Yesterday, the Founder's Journey class and Hemant Taneja weighed in on 5 key topics that are at the heart of entrepreneurship.
Co-founders must be people with complementary skills, who set aside personal agendas and focus on what's best for the company. The team is as important if not more important, than the idea. When co-founders begin to bicker in the early stages about "this is my domain, not yours", this portends trouble ahead. This then naturally raises the question of "At what level must the complementary skills of the co-founders come together?" Hemant responded to this saying co-founders need to have important conversations with each other such as time commitment to the start-up, equity sharing etc. early on, and work to create an environment where the founders can openly talk about it and not let it fester.
An entrepreneur must think through what is the unique value that their idea adds in the broader sense, and if they can build a viable business. It's important to be flexible and quick on your feet, and to know that the idea is going to change down the line. Accepting the inevitability of change beforehand will make the journey easier. For complex ideas that involve scientific research, it's particularly important to be adaptable so that if only a part of the original idea works, another product can be built around the core IP.
A good entrepreneur has the following hallmarks:
- Spends time thinking about the size of the market, looking at it from every conceivable angle.
- Understand what is the true value added for their customers, and if they will really pay?
- They are rigorous in their analyses, and are paranoid about anything that might affect their analyses.
- They can answer why now, why hasn’t it been done before, and why me?
- They understand the history of their space and can therefore project future trajectories
On validating ideas:

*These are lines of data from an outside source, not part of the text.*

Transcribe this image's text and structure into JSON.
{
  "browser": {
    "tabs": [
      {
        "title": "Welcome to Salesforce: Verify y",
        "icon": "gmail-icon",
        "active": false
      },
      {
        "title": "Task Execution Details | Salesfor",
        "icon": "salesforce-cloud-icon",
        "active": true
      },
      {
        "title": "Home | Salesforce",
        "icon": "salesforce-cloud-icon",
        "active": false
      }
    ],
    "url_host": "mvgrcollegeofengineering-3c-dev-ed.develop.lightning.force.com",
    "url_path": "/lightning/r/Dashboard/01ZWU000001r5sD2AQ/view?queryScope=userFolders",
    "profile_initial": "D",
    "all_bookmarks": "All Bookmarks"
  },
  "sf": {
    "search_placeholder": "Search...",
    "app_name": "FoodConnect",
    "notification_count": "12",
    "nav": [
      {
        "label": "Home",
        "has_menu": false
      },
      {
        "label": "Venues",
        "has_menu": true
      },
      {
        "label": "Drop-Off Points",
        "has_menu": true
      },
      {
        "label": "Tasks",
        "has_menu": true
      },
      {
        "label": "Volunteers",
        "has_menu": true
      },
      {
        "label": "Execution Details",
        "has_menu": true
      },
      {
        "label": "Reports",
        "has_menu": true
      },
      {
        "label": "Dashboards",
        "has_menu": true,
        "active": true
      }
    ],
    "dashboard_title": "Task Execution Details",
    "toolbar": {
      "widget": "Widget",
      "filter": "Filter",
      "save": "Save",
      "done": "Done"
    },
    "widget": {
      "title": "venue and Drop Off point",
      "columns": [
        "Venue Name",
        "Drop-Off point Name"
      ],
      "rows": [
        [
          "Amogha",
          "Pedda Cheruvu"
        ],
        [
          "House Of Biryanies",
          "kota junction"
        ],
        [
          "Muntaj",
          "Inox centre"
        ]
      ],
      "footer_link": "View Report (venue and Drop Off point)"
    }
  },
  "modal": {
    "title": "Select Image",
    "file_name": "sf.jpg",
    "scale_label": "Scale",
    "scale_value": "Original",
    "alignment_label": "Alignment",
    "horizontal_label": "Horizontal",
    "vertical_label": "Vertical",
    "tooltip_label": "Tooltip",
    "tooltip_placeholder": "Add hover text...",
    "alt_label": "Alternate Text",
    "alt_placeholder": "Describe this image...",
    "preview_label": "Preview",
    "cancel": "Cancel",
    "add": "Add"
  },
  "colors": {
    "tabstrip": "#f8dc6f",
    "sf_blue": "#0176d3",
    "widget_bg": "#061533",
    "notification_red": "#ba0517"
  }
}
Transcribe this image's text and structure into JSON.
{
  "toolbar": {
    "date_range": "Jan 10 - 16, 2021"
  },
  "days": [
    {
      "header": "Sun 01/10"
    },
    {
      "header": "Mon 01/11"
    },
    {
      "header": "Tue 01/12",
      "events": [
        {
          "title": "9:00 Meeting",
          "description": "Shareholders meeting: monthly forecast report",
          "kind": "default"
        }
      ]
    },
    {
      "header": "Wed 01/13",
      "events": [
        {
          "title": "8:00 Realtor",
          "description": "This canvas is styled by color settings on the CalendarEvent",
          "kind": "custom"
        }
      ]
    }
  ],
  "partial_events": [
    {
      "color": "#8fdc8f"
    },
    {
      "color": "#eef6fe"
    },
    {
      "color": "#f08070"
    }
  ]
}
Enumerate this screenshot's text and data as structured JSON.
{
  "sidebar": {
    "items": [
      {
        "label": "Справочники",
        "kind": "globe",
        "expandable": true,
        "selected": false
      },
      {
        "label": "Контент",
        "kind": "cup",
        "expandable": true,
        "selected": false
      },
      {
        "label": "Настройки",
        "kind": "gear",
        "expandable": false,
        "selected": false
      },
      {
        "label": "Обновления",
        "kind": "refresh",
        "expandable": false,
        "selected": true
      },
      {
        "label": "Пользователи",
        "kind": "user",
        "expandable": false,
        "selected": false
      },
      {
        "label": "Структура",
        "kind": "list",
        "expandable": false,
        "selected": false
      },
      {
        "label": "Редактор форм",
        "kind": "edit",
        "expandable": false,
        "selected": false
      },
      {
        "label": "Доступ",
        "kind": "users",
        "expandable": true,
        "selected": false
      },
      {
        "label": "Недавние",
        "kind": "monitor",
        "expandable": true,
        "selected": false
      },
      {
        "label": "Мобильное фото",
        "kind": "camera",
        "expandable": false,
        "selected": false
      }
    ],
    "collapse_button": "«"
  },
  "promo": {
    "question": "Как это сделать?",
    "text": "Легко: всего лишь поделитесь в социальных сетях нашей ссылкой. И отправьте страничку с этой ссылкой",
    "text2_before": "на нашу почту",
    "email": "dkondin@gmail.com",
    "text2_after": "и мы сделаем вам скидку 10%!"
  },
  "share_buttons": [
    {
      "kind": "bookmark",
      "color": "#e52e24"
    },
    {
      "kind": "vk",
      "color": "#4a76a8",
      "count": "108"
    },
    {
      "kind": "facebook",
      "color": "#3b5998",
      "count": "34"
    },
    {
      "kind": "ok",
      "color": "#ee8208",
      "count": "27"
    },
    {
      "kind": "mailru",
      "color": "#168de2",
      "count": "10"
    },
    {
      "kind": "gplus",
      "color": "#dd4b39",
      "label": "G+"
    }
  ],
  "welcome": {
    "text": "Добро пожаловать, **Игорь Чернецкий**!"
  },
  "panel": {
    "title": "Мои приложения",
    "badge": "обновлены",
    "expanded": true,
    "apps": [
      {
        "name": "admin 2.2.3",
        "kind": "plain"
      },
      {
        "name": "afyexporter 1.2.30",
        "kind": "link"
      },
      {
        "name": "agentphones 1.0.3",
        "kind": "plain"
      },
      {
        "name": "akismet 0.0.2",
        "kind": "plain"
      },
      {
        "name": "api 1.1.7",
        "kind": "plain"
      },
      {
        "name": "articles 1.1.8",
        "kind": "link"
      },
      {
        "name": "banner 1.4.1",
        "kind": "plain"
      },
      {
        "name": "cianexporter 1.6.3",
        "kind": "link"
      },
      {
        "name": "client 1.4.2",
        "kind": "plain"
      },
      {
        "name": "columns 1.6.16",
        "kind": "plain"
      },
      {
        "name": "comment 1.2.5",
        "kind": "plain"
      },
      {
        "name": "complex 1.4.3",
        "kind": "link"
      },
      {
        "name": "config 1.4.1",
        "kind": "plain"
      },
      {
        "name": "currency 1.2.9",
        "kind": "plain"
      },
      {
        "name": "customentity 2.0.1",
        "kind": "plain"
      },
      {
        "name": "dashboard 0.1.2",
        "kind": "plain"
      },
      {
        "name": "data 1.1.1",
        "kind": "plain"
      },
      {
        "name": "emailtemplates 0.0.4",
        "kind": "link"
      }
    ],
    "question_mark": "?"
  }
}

It's important to understand and acknowledge that somebody else’s eyes are better than yours, particularly if you have been looking at this for a while. It's very easy for founders to fall in love with their own ideas. Another important aspect is to understand defensibility of the idea. Sometimes, competition is some of the best validation an entrepreneur can get.
When validating an idea, it is often hard to know what are the right questions to ask. Responses from a focus group to questions such as “would you like a blue widget that does…” will be limited to the skill and imagination of the people who prepared the questions and is frequently not well suited to tech. start-ups. It's more instructive to observe people interact with a product and record their observations, which will not be fettered by the creator's imagination.
Another best practice when validating ideas is to try and find people who have failed before you, and ask them questions about it. Be open minded and go talk to people about your idea. Sometimes the best insights about the journey ahead come from those who have tried walking the path before. When talking to competitors, be upfront and honest. Talk about how you can make the pie bigger for both of you, and then go fight your individual battles when it’s time to acquire customers.
When there are IP concerns surrounding an idea, the strategy to gather feedback is to emphasize the benefits of the product. Show the audience the promise of the technology with measured results. Explain what the technology can do, and save the how its' done part for when NDAs have been signed and final stages of due diligence are in progress.
On team building:
It's critically important to be self-aware, and be a good judge of character. Always hire people smarter than you, and only invest in people who have conviction. When someone is not the right person for the job, do not hesitate to move them to the right role or fire them. The sooner this is done, the better. Create a good mix of people who are experts in the space along with newbies who bring a fresh perspective. When you bring in new people, be prepared to learn from them before they get brainwashed into your way of thinking and doing. Remember, these people were hired because they are smarter than you, so not to learn from them would be a loss!
Before seeking financing, have a clear idea of how the money you're seeking will be used. Convince yourself first that the money is going to be put to good use, and ask only for what you need! Then:
- Get introduced to an investor, ideally through the founders of one of their portfolio companies.
- Find a lawyer early on who believes in you and will give you some free advice.
- Always do due diligence on potential investors.
- Talk to a couple of the founders in whose companies the investors have invested. Pay attention to the kind of founders that were chosen by the investors, as well as the founders' take on their investors. This will be very informative.
- Lay out a trajectory of how the business is going to develop. Find an investor who agrees that these are the important milestones for your business, and is willing to invest to reach those milestones.
- Don't take money from an investor who seeks downside protection for himself. Your investor should believe in you.
- Finally, don't get involved in overly complicated financing deals.
- Find the smartest people in your space and bring them on board. Remember, if you don’t find them, someone else will.
- Identify mentors early, they are very important for bouncing ideas off of.
- Rope the investors into the process. It's a good idea to go to investors and seek advice early on. This will not only give the entrepreneur the benefit of wisdom from people who have seen several start-ups, it will also help build a relationship based on mutual trust that will be helpful when it's time to raise money.
- The importance of spending time with your customers can never be emphasized enough.
- It's important to have a strong company culture. Apply some foresight and emphasis on establishing company culture, it will stand the entrepreneur in good stead when the company is no longer just the founders.